» **THE DATA**:
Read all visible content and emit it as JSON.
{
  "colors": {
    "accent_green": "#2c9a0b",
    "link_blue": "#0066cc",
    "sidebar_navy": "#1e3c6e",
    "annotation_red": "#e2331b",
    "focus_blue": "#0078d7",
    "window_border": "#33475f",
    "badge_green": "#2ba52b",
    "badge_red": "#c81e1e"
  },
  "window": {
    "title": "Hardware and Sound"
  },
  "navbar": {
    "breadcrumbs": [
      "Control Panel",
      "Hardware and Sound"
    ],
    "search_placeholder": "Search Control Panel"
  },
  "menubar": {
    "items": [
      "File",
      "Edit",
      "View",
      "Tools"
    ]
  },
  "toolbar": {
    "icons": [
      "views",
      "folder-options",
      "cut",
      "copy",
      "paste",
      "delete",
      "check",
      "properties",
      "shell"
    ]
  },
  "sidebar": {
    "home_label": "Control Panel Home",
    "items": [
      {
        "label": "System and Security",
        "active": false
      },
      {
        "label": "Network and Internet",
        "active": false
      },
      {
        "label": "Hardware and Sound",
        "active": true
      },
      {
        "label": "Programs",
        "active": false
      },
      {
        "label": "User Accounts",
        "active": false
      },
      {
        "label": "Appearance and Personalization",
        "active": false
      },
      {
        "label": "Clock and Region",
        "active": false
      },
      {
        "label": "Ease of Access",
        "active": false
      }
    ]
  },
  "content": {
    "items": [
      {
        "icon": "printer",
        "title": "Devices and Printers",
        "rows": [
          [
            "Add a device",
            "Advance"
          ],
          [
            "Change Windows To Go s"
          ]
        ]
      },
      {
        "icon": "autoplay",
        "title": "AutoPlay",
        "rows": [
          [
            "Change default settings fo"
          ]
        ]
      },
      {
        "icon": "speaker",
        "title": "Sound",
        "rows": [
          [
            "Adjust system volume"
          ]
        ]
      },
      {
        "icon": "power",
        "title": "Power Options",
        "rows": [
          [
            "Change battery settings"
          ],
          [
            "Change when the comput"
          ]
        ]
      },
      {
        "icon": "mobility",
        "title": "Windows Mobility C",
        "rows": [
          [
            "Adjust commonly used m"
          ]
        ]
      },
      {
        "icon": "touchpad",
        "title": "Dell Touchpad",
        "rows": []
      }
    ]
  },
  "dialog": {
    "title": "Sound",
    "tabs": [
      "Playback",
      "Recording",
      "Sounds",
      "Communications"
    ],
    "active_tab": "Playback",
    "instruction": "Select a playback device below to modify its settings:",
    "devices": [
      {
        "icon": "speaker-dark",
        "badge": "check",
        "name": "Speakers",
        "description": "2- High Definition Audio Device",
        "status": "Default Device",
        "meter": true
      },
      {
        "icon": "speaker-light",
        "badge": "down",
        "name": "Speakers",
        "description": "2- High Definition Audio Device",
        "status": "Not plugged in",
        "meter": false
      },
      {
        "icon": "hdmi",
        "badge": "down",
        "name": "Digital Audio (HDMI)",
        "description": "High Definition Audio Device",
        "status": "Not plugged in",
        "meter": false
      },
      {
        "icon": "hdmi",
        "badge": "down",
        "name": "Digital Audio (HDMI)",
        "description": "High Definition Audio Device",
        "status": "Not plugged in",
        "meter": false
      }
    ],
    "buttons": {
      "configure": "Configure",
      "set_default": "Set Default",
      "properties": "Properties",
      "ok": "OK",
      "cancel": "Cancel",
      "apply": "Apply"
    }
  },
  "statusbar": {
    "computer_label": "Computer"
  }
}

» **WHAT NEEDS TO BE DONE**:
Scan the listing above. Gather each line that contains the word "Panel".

» **OUTPUT BELOW**:
      "Control Panel",
    "search_placeholder": "Search Control Panel"
    "home_label": "Control Panel Home",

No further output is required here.